Tiger sharks are among the most feared species of sharks in the world, with a reputation for being aggressive and somewhat unpredictable. In actuality, tiger sharks are generally unaggressive and are important species for dive tourism in several areas around the world, though they are of course large predators and should be treated with respect. Tiger sharks are identifiable by their distinctive spots, which fade with age, and by their broad head and snout. The teeth of tiger sharks are distinctively shaped with a curved saw edge that are used like can openers to cut through the hard shells of sea turtles, and they are among the only shark species known to actively target seabirds as a food source. These sharks are likely important to seagrass ecosystems, as in their absence grazers such as sea turtles and dugongs can overgraze an area and degrade the habitat.

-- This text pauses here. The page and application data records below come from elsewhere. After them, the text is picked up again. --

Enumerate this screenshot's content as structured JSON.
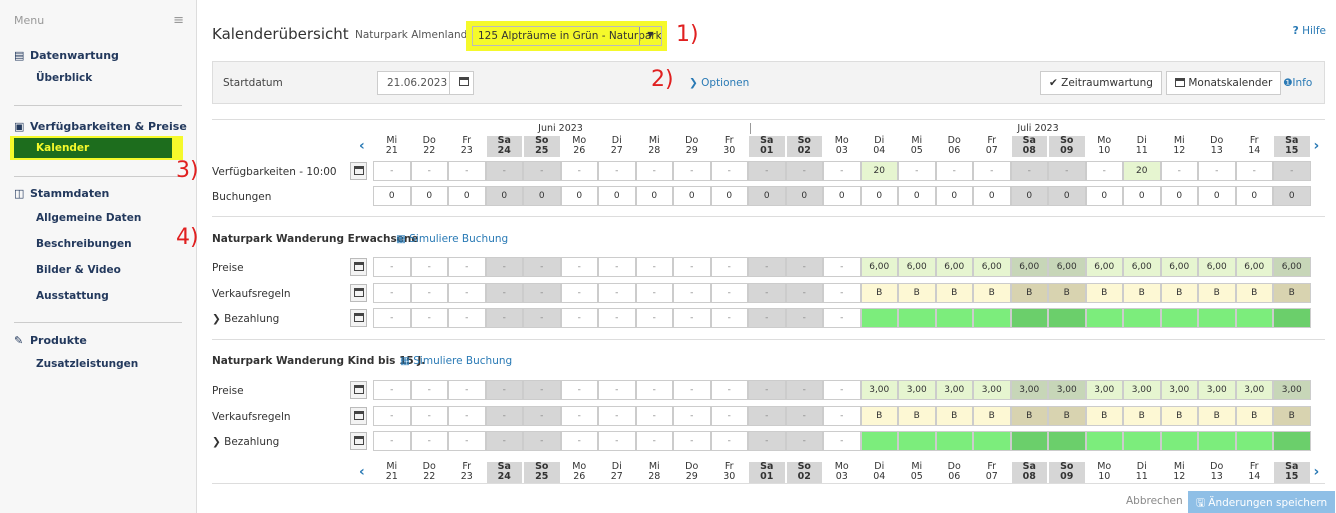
{
  "sidebar": {
    "menu_label": "Menu",
    "sections": [
      {
        "label": "Datenwartung",
        "icon": "document-icon",
        "items": [
          "Überblick"
        ]
      },
      {
        "label": "Verfügbarkeiten & Preise",
        "icon": "money-icon",
        "items": [
          "Kalender"
        ]
      },
      {
        "label": "Stammdaten",
        "icon": "columns-icon",
        "items": [
          "Allgemeine Daten",
          "Beschreibungen",
          "Bilder & Video",
          "Ausstattung"
        ]
      },
      {
        "label": "Produkte",
        "icon": "tag-icon",
        "items": [
          "Zusatzleistungen"
        ]
      }
    ],
    "active_item": "Kalender"
  },
  "header": {
    "title": "Kalenderübersicht",
    "region": "Naturpark Almenland",
    "product_select": "125 Alpträume in Grün - Naturpark W",
    "help": "Hilfe"
  },
  "toolbar": {
    "start_label": "Startdatum",
    "start_value": "21.06.2023",
    "options": "Optionen",
    "period_button": "Zeitraumwartung",
    "month_button": "Monatskalender",
    "info": "Info"
  },
  "annotations": [
    "1)",
    "2)",
    "3)",
    "4)"
  ],
  "calendar": {
    "months": [
      "Juni 2023",
      "Juli 2023"
    ],
    "days": [
      {
        "wd": "Mi",
        "d": "21",
        "we": false
      },
      {
        "wd": "Do",
        "d": "22",
        "we": false
      },
      {
        "wd": "Fr",
        "d": "23",
        "we": false
      },
      {
        "wd": "Sa",
        "d": "24",
        "we": true
      },
      {
        "wd": "So",
        "d": "25",
        "we": true
      },
      {
        "wd": "Mo",
        "d": "26",
        "we": false
      },
      {
        "wd": "Di",
        "d": "27",
        "we": false
      },
      {
        "wd": "Mi",
        "d": "28",
        "we": false
      },
      {
        "wd": "Do",
        "d": "29",
        "we": false
      },
      {
        "wd": "Fr",
        "d": "30",
        "we": false
      },
      {
        "wd": "Sa",
        "d": "01",
        "we": true
      },
      {
        "wd": "So",
        "d": "02",
        "we": true
      },
      {
        "wd": "Mo",
        "d": "03",
        "we": false
      },
      {
        "wd": "Di",
        "d": "04",
        "we": false
      },
      {
        "wd": "Mi",
        "d": "05",
        "we": false
      },
      {
        "wd": "Do",
        "d": "06",
        "we": false
      },
      {
        "wd": "Fr",
        "d": "07",
        "we": false
      },
      {
        "wd": "Sa",
        "d": "08",
        "we": true
      },
      {
        "wd": "So",
        "d": "09",
        "we": true
      },
      {
        "wd": "Mo",
        "d": "10",
        "we": false
      },
      {
        "wd": "Di",
        "d": "11",
        "we": false
      },
      {
        "wd": "Mi",
        "d": "12",
        "we": false
      },
      {
        "wd": "Do",
        "d": "13",
        "we": false
      },
      {
        "wd": "Fr",
        "d": "14",
        "we": false
      },
      {
        "wd": "Sa",
        "d": "15",
        "we": true
      }
    ],
    "availability_label": "Verfügbarkeiten - 10:00",
    "availability": [
      "-",
      "-",
      "-",
      "-",
      "-",
      "-",
      "-",
      "-",
      "-",
      "-",
      "-",
      "-",
      "-",
      "20",
      "-",
      "-",
      "-",
      "-",
      "-",
      "-",
      "20",
      "-",
      "-",
      "-",
      "-"
    ],
    "bookings_label": "Buchungen",
    "bookings": [
      "0",
      "0",
      "0",
      "0",
      "0",
      "0",
      "0",
      "0",
      "0",
      "0",
      "0",
      "0",
      "0",
      "0",
      "0",
      "0",
      "0",
      "0",
      "0",
      "0",
      "0",
      "0",
      "0",
      "0",
      "0"
    ],
    "simulate_label": "Simuliere Buchung",
    "products": [
      {
        "name": "Naturpark Wanderung Erwachsene",
        "price_label": "Preise",
        "rules_label": "Verkaufsregeln",
        "payment_label": "Bezahlung",
        "prices": [
          "-",
          "-",
          "-",
          "-",
          "-",
          "-",
          "-",
          "-",
          "-",
          "-",
          "-",
          "-",
          "-",
          "6,00",
          "6,00",
          "6,00",
          "6,00",
          "6,00",
          "6,00",
          "6,00",
          "6,00",
          "6,00",
          "6,00",
          "6,00",
          "6,00"
        ],
        "rules": [
          "-",
          "-",
          "-",
          "-",
          "-",
          "-",
          "-",
          "-",
          "-",
          "-",
          "-",
          "-",
          "-",
          "B",
          "B",
          "B",
          "B",
          "B",
          "B",
          "B",
          "B",
          "B",
          "B",
          "B",
          "B"
        ],
        "payment": [
          "-",
          "-",
          "-",
          "-",
          "-",
          "-",
          "-",
          "-",
          "-",
          "-",
          "-",
          "-",
          "-",
          "",
          "",
          "",
          "",
          "",
          "",
          "",
          "",
          "",
          "",
          "",
          ""
        ]
      },
      {
        "name": "Naturpark Wanderung Kind bis 15 J.",
        "price_label": "Preise",
        "rules_label": "Verkaufsregeln",
        "payment_label": "Bezahlung",
        "prices": [
          "-",
          "-",
          "-",
          "-",
          "-",
          "-",
          "-",
          "-",
          "-",
          "-",
          "-",
          "-",
          "-",
          "3,00",
          "3,00",
          "3,00",
          "3,00",
          "3,00",
          "3,00",
          "3,00",
          "3,00",
          "3,00",
          "3,00",
          "3,00",
          "3,00"
        ],
        "rules": [
          "-",
          "-",
          "-",
          "-",
          "-",
          "-",
          "-",
          "-",
          "-",
          "-",
          "-",
          "-",
          "-",
          "B",
          "B",
          "B",
          "B",
          "B",
          "B",
          "B",
          "B",
          "B",
          "B",
          "B",
          "B"
        ],
        "payment": [
          "-",
          "-",
          "-",
          "-",
          "-",
          "-",
          "-",
          "-",
          "-",
          "-",
          "-",
          "-",
          "-",
          "",
          "",
          "",
          "",
          "",
          "",
          "",
          "",
          "",
          "",
          "",
          ""
        ]
      }
    ]
  },
  "footer": {
    "cancel": "Abbrechen",
    "save": "Änderungen speichern"
  },
  "colors": {
    "highlight": "#f5f92b",
    "active_bg": "#1d6d1d",
    "link": "#2a7ab5",
    "green_cell": "#7ced7c",
    "green_cell_we": "#6bcf6b",
    "price_cell": "#e6f5d0",
    "rule_cell": "#fdf8d4",
    "rule_cell_we": "#d8d3b0",
    "weekend": "#d6d6d6",
    "annotation": "#e02020"
  }
}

Lemon sharks can be identified by their two equally-sized, large dorsal fins. Juveniles spend most of their early years sheltered in mangrove habitats where few